## YOUR TASK
Find the lines below that include the word "true" and state how many there are, adding nothing.

+ + + +

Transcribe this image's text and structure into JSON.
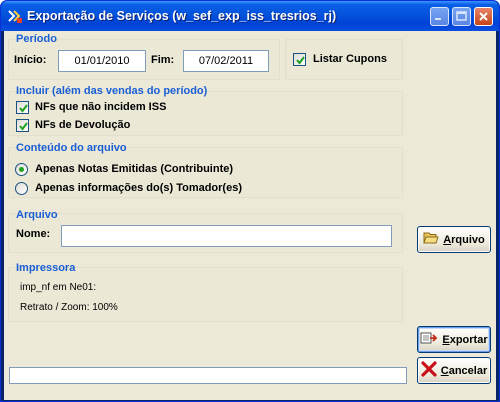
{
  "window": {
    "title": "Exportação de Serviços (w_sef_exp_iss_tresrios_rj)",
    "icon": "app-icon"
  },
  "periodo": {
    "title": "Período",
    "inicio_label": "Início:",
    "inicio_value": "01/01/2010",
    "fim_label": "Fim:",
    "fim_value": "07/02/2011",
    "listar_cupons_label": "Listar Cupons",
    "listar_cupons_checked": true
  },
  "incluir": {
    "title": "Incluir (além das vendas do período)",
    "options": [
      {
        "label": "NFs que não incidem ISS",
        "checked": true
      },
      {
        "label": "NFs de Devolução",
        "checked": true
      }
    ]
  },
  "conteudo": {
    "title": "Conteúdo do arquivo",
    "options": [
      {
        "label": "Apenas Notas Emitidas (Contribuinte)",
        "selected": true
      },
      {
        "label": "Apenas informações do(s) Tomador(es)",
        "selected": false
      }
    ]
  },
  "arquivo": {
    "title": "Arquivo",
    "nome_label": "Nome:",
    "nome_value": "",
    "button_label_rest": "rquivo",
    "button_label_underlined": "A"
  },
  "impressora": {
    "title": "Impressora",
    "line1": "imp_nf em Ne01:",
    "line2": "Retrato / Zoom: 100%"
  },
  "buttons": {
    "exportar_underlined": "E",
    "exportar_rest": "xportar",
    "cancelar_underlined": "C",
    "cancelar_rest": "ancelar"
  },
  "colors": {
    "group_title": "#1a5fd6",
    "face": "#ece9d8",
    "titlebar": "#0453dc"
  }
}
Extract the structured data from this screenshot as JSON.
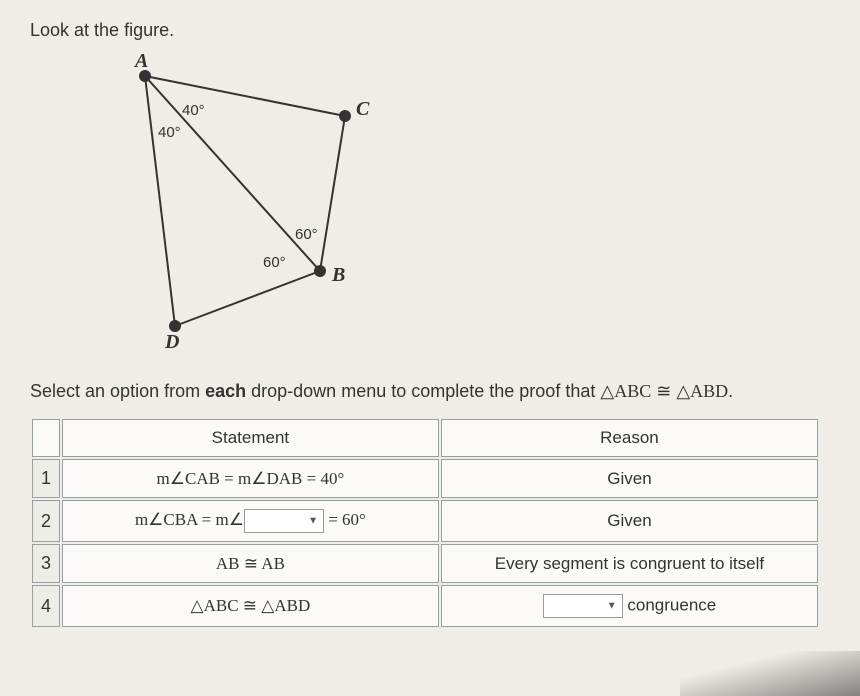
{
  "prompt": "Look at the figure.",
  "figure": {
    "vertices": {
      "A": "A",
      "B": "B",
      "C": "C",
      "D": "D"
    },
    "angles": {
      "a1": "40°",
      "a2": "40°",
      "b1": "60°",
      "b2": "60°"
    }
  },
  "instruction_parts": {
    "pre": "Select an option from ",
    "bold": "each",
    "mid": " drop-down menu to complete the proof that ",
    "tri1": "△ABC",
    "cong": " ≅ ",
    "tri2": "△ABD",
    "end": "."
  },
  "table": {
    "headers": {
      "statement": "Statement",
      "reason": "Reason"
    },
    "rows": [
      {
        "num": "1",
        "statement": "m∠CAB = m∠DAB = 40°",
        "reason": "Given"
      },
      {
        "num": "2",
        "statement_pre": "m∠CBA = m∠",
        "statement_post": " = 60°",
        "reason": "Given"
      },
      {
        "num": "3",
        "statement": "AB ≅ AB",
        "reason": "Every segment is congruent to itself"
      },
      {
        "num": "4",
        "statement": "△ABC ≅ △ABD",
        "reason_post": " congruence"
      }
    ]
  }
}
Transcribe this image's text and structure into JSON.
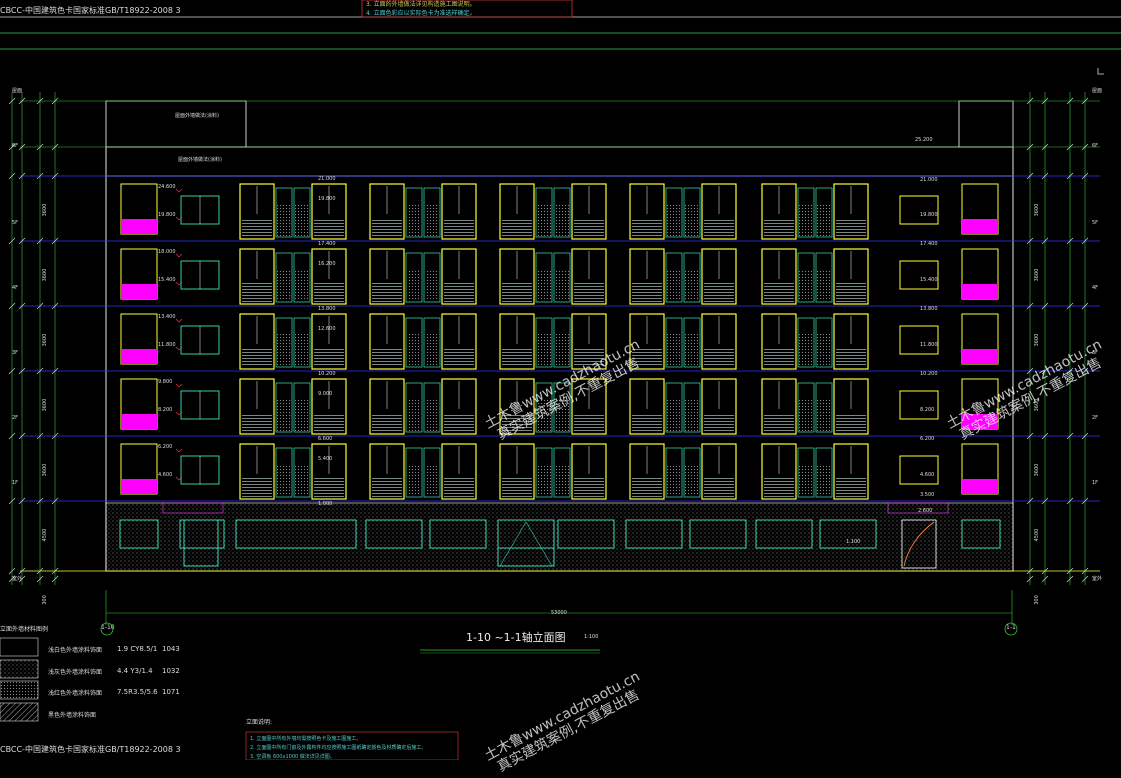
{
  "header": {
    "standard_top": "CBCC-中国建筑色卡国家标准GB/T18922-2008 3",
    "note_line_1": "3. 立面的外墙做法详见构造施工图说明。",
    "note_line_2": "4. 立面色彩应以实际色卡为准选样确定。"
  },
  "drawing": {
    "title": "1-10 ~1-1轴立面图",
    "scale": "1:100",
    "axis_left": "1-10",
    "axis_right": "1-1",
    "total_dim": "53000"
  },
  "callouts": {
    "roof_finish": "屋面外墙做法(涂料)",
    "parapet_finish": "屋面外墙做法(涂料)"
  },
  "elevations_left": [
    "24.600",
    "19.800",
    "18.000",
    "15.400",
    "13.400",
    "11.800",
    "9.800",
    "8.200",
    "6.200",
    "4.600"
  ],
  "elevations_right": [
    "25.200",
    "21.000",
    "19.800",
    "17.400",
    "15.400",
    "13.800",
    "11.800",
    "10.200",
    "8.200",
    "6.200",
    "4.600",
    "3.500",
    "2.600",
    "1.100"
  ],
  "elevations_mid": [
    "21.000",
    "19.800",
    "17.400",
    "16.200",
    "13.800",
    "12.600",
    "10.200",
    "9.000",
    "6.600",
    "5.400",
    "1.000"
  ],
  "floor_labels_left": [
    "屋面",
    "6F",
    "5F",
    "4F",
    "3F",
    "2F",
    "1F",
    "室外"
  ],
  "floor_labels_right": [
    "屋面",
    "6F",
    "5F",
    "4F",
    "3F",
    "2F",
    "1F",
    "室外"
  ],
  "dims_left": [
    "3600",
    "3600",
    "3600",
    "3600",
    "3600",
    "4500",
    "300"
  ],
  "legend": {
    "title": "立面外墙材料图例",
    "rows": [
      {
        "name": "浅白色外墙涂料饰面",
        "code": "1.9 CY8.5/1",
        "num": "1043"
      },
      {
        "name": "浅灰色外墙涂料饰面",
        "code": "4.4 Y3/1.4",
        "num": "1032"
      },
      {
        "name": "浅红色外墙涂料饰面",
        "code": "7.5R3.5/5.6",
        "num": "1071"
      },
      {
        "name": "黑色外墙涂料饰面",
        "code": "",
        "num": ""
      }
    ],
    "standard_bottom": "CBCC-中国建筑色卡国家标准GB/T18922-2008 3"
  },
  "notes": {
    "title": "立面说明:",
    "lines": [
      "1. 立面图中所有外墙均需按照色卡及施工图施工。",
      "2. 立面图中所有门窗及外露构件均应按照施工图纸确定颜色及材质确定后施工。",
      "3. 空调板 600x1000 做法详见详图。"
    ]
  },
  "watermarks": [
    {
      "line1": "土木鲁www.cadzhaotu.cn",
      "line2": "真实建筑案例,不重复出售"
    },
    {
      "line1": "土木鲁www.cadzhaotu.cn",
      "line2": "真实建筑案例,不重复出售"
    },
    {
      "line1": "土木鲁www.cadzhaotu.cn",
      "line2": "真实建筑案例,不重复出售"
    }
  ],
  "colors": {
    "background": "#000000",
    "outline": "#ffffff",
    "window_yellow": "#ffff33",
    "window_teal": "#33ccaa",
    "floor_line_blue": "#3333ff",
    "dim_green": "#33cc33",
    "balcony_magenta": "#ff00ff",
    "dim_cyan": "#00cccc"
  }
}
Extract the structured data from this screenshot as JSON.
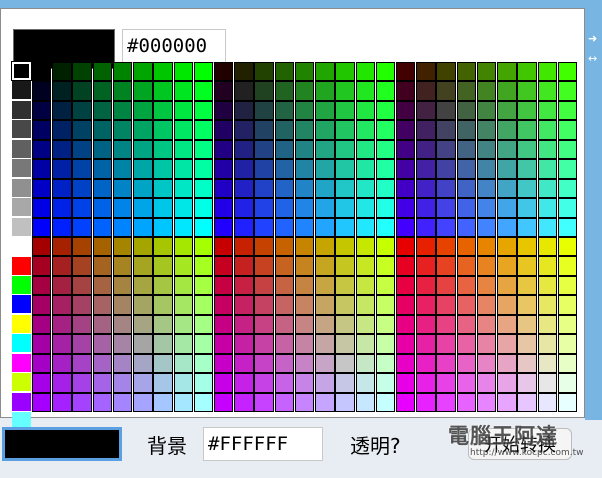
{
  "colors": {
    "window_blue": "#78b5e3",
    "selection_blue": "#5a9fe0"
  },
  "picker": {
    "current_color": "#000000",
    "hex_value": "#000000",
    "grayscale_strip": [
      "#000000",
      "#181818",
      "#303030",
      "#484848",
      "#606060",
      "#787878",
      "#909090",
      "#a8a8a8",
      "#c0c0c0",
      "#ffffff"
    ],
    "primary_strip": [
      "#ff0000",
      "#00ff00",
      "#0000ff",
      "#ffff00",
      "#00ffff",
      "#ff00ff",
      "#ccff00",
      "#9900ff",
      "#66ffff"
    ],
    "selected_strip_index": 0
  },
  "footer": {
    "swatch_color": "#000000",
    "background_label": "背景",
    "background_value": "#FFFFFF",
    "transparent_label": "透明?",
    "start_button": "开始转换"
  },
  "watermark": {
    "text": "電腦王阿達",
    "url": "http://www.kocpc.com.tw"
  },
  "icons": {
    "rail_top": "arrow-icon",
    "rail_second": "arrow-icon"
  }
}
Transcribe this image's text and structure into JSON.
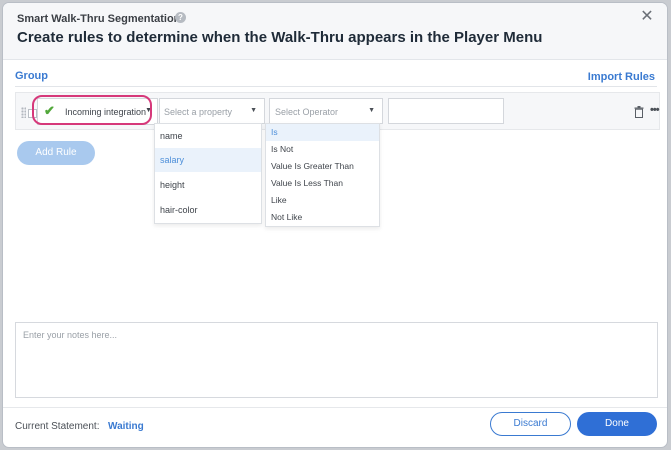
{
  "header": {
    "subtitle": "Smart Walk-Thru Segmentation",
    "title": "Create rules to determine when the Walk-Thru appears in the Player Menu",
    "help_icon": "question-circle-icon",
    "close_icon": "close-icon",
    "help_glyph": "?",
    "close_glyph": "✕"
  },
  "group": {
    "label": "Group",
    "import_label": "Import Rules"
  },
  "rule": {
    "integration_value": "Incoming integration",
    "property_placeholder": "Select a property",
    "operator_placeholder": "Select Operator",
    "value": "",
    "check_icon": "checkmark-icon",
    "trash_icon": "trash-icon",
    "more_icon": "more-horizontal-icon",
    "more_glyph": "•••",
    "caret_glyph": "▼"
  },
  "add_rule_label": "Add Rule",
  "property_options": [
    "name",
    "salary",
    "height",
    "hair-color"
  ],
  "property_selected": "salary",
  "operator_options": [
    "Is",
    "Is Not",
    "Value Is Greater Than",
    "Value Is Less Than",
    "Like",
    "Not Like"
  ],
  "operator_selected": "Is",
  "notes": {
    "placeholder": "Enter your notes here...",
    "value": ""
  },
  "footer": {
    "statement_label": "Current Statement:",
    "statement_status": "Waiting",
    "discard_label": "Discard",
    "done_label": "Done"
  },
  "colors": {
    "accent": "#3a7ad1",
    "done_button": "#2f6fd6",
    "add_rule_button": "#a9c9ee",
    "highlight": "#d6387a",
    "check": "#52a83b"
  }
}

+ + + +

## ANSWER TO THE PROBLEM
4